For us, this was a major step of decolonization and to certify Independence.
Independence could not assume its true meaning if the Imperial Monarch that control our very lives for centuries should continue to be our Head of State albeit titular. As you examine the rocky road to freedom, fifty-one years on, we still have remnants among some citizens of that old colonial mentality and even more egregious.
The Republic is still burdened of a polarized society, exacerbated by racial and ethnic distrust. To make a reality of our cooperative republican status, we must with strength beyond the slave, work assiduously to ensure that our religious organisations, business associations, youth and women groups and in particular our Trade Union Movement is headed and guided by persons who are authentic patriots and fiercely nationalistic.
It is this culture, it is this condition, which will be the under-pining of our cooperative republicanism.
Our leaders in every area must devote their time to educate our people about our history, our trials, tribulations and triumphs on this 51st anniversary. It must be clear that in addition to the process of educating the masses, as a people, we must be unafraid to agitate for justice and the equitable distribution of our substantial resources. On the first issue of education, it is necessary today to trace the winning road that led to February 23, 1970, and to celebrate the men and women who were the catalyst to move us forward out of slavery and bondage.
As we strive for unity part of the process of education should be to differentiate between slavery, indentureship and being subjects of an imperial power.
Understanding the sometimes halting steps as we march from a Colonial Constitution to 1966 and what we celebrate today in 1970, it is apposite to quote from this Address by the Late Linden Forbes Burnham:-
“National Assembly of the Second Parliament of Guyana 1969 – 1970, February 23, 1970 “ Mr. Speaker, there are some moments in one’s life, which can never be forgotten. There are some moments in one’s existence, which can never be relived. Such a moment is this moment in my life. Today, at the first sitting of the Second Parliament of Guyana, but the first of the Co-operative Republic, I take the opportunity of noting that from henceforth, and even forever, we shall no longer be one of Her Gracious Majesty’s dominions.

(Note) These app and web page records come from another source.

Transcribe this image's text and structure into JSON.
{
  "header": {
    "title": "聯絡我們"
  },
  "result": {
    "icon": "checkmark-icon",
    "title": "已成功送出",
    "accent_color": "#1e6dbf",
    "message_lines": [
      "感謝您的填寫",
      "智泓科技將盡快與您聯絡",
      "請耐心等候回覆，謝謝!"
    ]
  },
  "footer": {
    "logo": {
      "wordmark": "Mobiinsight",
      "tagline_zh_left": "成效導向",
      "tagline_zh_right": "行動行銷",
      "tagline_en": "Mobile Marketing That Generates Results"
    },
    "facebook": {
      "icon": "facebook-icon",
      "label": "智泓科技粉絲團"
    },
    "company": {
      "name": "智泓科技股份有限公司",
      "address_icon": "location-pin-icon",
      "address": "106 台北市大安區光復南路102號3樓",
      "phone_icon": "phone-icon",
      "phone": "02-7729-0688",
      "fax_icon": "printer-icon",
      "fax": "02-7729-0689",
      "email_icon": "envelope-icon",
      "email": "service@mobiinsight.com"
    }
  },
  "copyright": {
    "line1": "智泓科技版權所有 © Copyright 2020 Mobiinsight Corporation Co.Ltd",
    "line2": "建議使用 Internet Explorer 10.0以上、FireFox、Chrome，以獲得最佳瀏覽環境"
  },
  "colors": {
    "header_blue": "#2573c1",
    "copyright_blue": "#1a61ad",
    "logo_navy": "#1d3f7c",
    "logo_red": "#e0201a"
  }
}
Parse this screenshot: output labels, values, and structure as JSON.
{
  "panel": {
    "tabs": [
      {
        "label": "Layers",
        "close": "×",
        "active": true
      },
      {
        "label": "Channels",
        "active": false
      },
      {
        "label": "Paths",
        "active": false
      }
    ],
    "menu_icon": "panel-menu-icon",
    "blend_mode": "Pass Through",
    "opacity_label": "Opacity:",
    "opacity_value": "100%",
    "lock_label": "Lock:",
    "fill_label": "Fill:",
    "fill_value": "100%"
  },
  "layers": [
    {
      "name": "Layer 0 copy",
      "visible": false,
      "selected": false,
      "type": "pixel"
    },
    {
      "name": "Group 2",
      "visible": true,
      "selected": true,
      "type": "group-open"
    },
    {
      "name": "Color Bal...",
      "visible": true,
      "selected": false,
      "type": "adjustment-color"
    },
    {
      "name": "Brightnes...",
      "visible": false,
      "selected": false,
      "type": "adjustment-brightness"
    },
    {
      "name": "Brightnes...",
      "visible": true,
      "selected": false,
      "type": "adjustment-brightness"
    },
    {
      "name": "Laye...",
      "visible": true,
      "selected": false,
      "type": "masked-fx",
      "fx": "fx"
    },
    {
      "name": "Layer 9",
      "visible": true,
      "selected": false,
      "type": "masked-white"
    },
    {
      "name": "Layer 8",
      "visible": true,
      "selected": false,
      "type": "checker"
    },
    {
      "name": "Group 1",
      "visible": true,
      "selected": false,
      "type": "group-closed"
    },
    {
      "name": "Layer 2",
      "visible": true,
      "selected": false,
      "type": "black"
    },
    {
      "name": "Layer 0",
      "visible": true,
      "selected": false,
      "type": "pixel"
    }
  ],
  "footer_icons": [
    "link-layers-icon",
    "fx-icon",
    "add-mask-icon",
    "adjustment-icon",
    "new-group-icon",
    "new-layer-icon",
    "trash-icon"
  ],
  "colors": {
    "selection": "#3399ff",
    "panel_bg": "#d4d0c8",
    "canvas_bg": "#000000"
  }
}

We celebrate in a somewhat unusual fashion, Mr. Speaker, an event which took place 207 years ago, at a little settlement called Magdalenburg, where a number of slaves decided to put an end to slavery not merely because there were cruelties on the Dutch Plantations, but also because they were convinced that the institution of slavery itself was contrary to their own aspirations and was a contradiction of the humanity of man and the dignity of themselves.”
In introducing the motion to Independence, the then Minister of Education, quotes “let me make the point that when we talk about a Co-operative Republic, it is more than an economic form and economic system. It embodies an entire philosophy, a philosophy fashioned within the ranks of the Party that is now in Government, a philosophy which has come from among the rank and file of the people of Guyana being nurtured throughout the centuries.”
Today, the Republic, what with our new found and traditional resources to ensure that there is an environment to enable our young people to release the creative energies and for citizens generally to appreciate that success and prosperity is in the hands of our leaders and people. The vital lesson should be unity, justice, understanding and decency.